Sportscaster Bob Costas lit a fuse on Sunday when he suggested a heinous murder-suicide committed by an NFL player might not have happened under stricter gun control.

Costas quoted from a column by Jason Whitlock during the broadcast of "NBC Sunday Night Football," which read:

"Our current gun culture simply ensures that more and more domestic disputes will end in the ultimate tragedy, and that more convenience-store confrontations over loud music coming from a car will leave more teenage boys bloodied and dead.

In the coming days, Belcherís actions will be analyzed through the lens of concussions and head injuries. Who knows? Maybe brain damage triggered his violent overreaction to a fight with his girlfriend. What I believe is, if he didnít possess/own a gun, he and Kasandra Perkins would both be alive today."

Costas wasn't out of line in throwing the specter of gun control into the living rooms and bars of the millions watching the Dallas-Philadelphia game. He raised an issue and both sides of it should applaud him for affording the chance to speak about it.

Costas showed the gumption that President Barack Obama has lacked in the wake of two major acts of gun violence in Arizona and Colorado during his term -- acts weighing on the national conscience. After Obama failed to respond with anything other than empathy, guns were notably absent from the presidential debates and election.

The president is a big football fan. Maybe he got the message?

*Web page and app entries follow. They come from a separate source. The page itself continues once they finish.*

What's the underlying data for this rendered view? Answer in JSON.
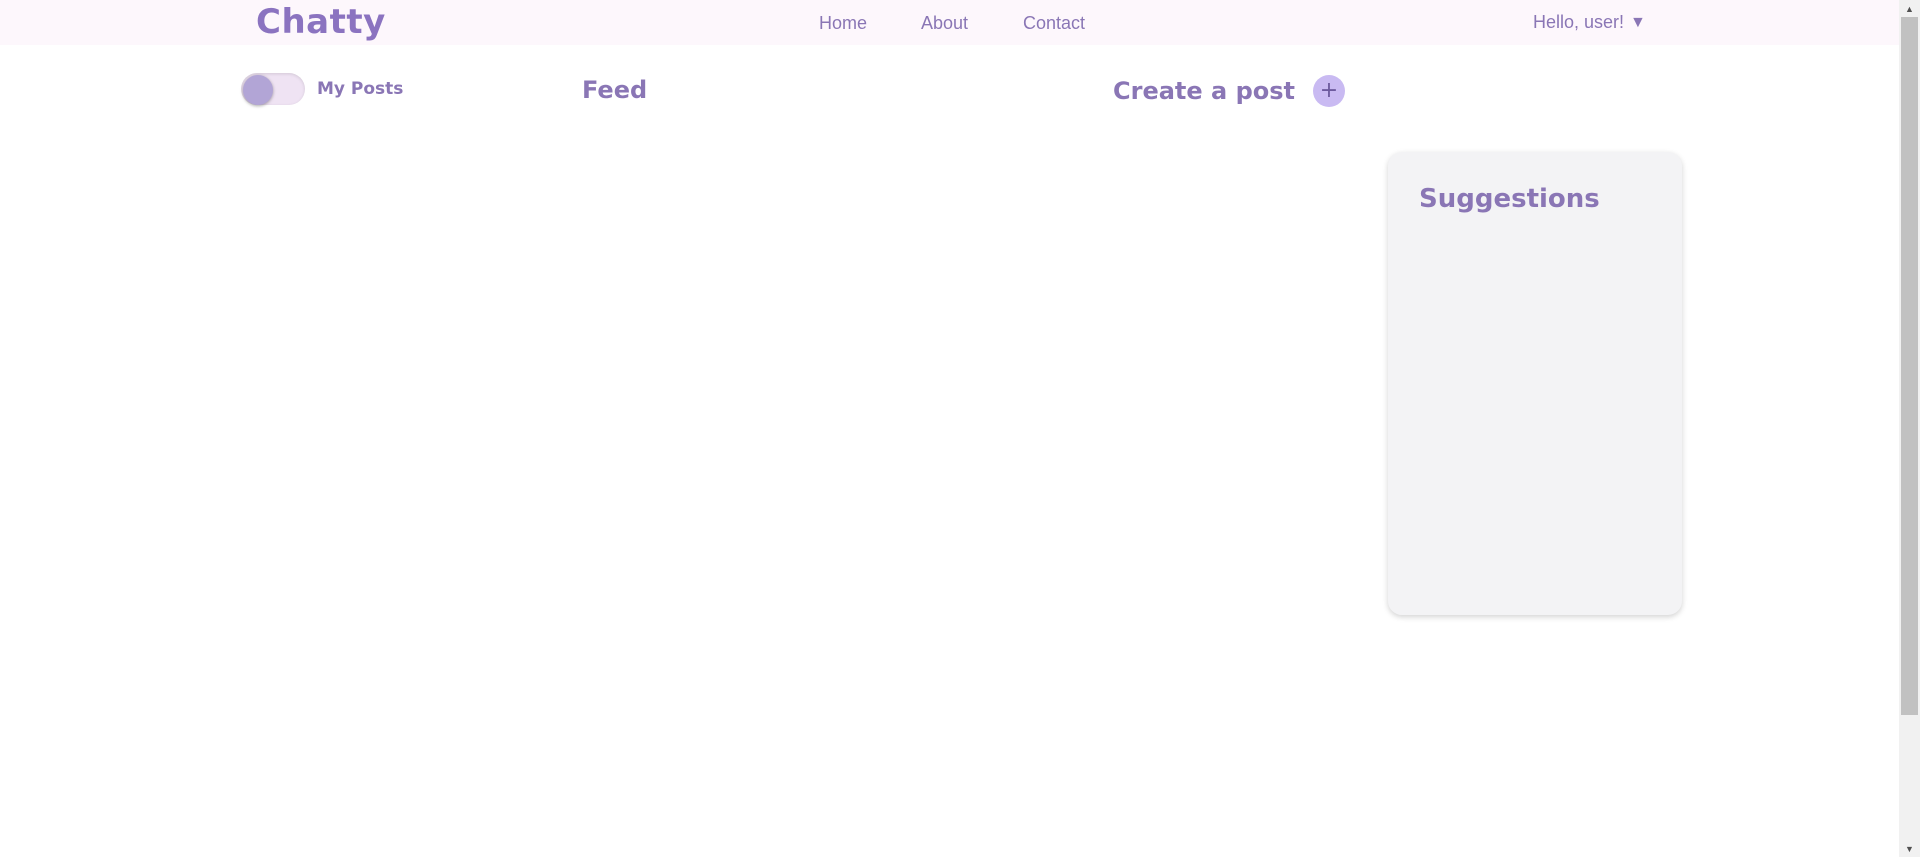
{
  "navbar": {
    "logo_text": "Chatty",
    "links": [
      {
        "label": "Home"
      },
      {
        "label": "About"
      },
      {
        "label": "Contact"
      }
    ],
    "greeting": "Hello, user!",
    "greeting_caret": "▼"
  },
  "feed": {
    "toggle_label": "My Posts",
    "toggle_on": false,
    "title": "Feed",
    "create_label": "Create a post",
    "create_icon": "+"
  },
  "sidebar": {
    "title": "Suggestions"
  },
  "scrollbar": {
    "up_arrow": "▲",
    "down_arrow": "▼"
  },
  "colors": {
    "brand": "#8a76b5",
    "navbar_bg": "#fdf7fc",
    "toggle_knob": "#b2a5d6",
    "plus_bg": "#c9baf2",
    "card_bg": "#f3f3f5"
  }
}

Costas' remarks are also important because they drew a response from the National Rifle Association, something the tragedies in Tucson and Aurora failed to do.

NRA executive VP Wayne LaPierre said in a PR appearance on an NRA radio show that his phone started ringing "the minute" Costas made the remarks from people who were "just disgusted."

"They tune in to watch a sporting event, meanwhile what they get in regard to this cold-blooded murder that took place is they get a national sportscaster whining about his social agenda that he wants adopted to ban firearms and ban handguns," said the hyperbolic LaPierre.

I understand the position that worries about gun control infringing on a legitimate right of people to own guns for sport, defense or collecting. I grew up hunting and fishing and still roam that world. I can't comprehend, however, the NRA's position that the other side can't even make an opposing argument. But the organization has always relied more on its political muscle and pocketbook than a deft PR hand.

To his credit, Costas stood by his remarks after taking some fire, saying: "I am emphatically not backing off from anything I said."

Also, give him PR points for making his remarks as "God Bless America" poured over the PA.